:: EXERCISE AIM ::
Make an exact copy of all the entries, with the pictures left out.

:: DATA TO USE ::
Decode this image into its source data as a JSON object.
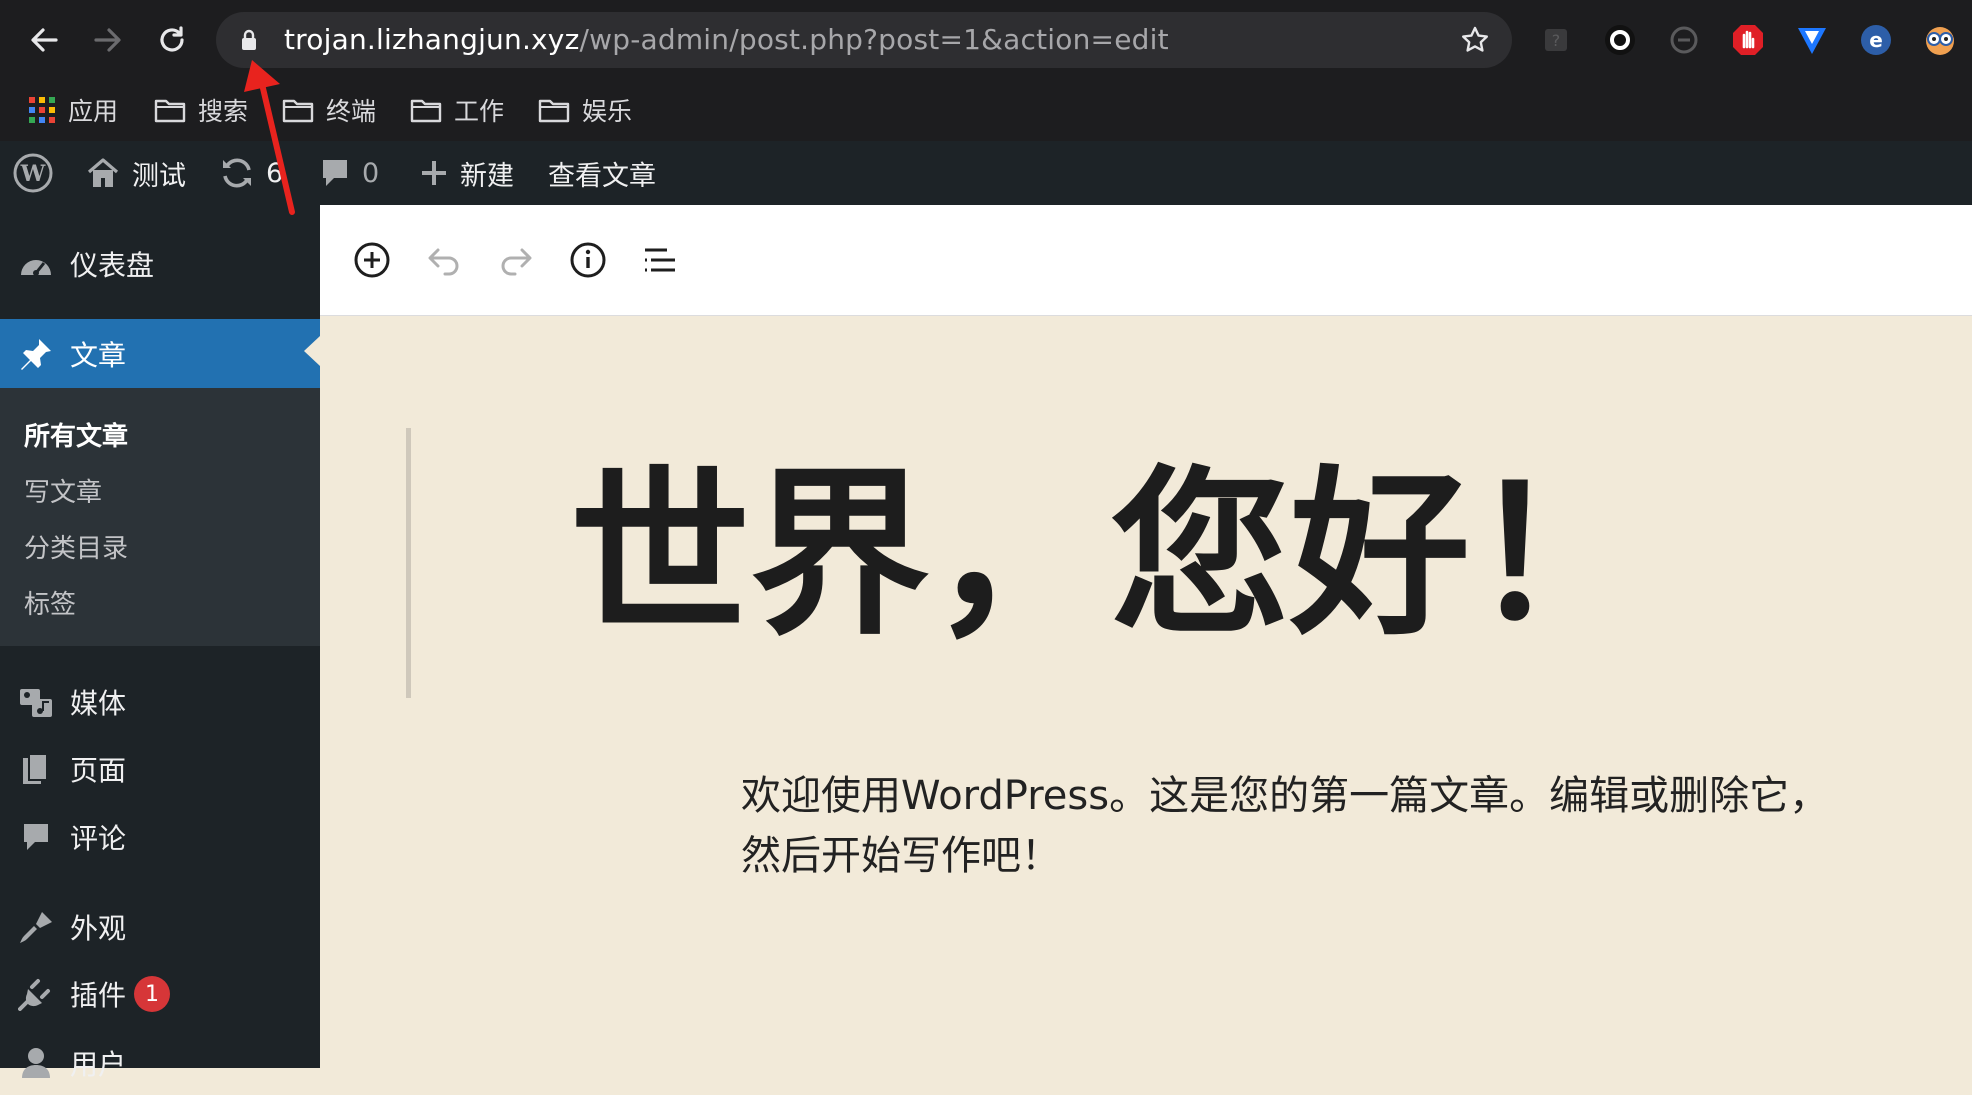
{
  "browser": {
    "url_host": "trojan.lizhangjun.xyz",
    "url_path": "/wp-admin/post.php?post=1&action=edit",
    "extension_icons": [
      "puzzle-icon",
      "record-icon",
      "sync-icon",
      "adblock-hand-icon",
      "shield-v-icon",
      "e-icon",
      "owl-icon"
    ]
  },
  "bookmarks": [
    {
      "label": "应用",
      "icon": "apps-grid-icon"
    },
    {
      "label": "搜索",
      "icon": "folder-icon"
    },
    {
      "label": "终端",
      "icon": "folder-icon"
    },
    {
      "label": "工作",
      "icon": "folder-icon"
    },
    {
      "label": "娱乐",
      "icon": "folder-icon"
    }
  ],
  "adminbar": {
    "site_name": "测试",
    "updates_count": "6",
    "comments_count": "0",
    "new_label": "新建",
    "view_post_label": "查看文章"
  },
  "sidebar": {
    "items": [
      {
        "label": "仪表盘",
        "icon": "dashboard-icon"
      },
      {
        "label": "文章",
        "icon": "pin-icon"
      },
      {
        "label": "媒体",
        "icon": "media-icon"
      },
      {
        "label": "页面",
        "icon": "pages-icon"
      },
      {
        "label": "评论",
        "icon": "comment-icon"
      },
      {
        "label": "外观",
        "icon": "brush-icon"
      },
      {
        "label": "插件",
        "icon": "plugin-icon",
        "badge": "1"
      },
      {
        "label": "用户",
        "icon": "user-icon"
      }
    ],
    "submenu": [
      "所有文章",
      "写文章",
      "分类目录",
      "标签"
    ]
  },
  "editor": {
    "toolbar_icons": [
      "add-block-icon",
      "undo-icon",
      "redo-icon",
      "info-icon",
      "outline-icon"
    ],
    "title": "世界，您好！",
    "body_line1": "欢迎使用WordPress。这是您的第一篇文章。编辑或删除它，",
    "body_line2": "然后开始写作吧！"
  },
  "colors": {
    "admin_dark": "#1d2327",
    "admin_blue": "#2271b1",
    "canvas_bg": "#f2ead9",
    "badge_red": "#d63638",
    "annotation_red": "#e8231e"
  }
}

:: WORKED SOLUTION ::
Decode this image into its source data as a JSON object.
{
  "browser": {
    "url_host": "trojan.lizhangjun.xyz",
    "url_path": "/wp-admin/post.php?post=1&action=edit",
    "extension_icons": [
      "puzzle-icon",
      "record-icon",
      "sync-icon",
      "adblock-hand-icon",
      "shield-v-icon",
      "e-icon",
      "owl-icon"
    ]
  },
  "bookmarks": [
    {
      "label": "应用",
      "icon": "apps-grid-icon"
    },
    {
      "label": "搜索",
      "icon": "folder-icon"
    },
    {
      "label": "终端",
      "icon": "folder-icon"
    },
    {
      "label": "工作",
      "icon": "folder-icon"
    },
    {
      "label": "娱乐",
      "icon": "folder-icon"
    }
  ],
  "adminbar": {
    "site_name": "测试",
    "updates_count": "6",
    "comments_count": "0",
    "new_label": "新建",
    "view_post_label": "查看文章"
  },
  "sidebar": {
    "items": [
      {
        "label": "仪表盘",
        "icon": "dashboard-icon"
      },
      {
        "label": "文章",
        "icon": "pin-icon"
      },
      {
        "label": "媒体",
        "icon": "media-icon"
      },
      {
        "label": "页面",
        "icon": "pages-icon"
      },
      {
        "label": "评论",
        "icon": "comment-icon"
      },
      {
        "label": "外观",
        "icon": "brush-icon"
      },
      {
        "label": "插件",
        "icon": "plugin-icon",
        "badge": "1"
      },
      {
        "label": "用户",
        "icon": "user-icon"
      }
    ],
    "submenu": [
      "所有文章",
      "写文章",
      "分类目录",
      "标签"
    ]
  },
  "editor": {
    "toolbar_icons": [
      "add-block-icon",
      "undo-icon",
      "redo-icon",
      "info-icon",
      "outline-icon"
    ],
    "title": "世界，您好！",
    "body_line1": "欢迎使用WordPress。这是您的第一篇文章。编辑或删除它，",
    "body_line2": "然后开始写作吧！"
  },
  "colors": {
    "admin_dark": "#1d2327",
    "admin_blue": "#2271b1",
    "canvas_bg": "#f2ead9",
    "badge_red": "#d63638",
    "annotation_red": "#e8231e"
  }
}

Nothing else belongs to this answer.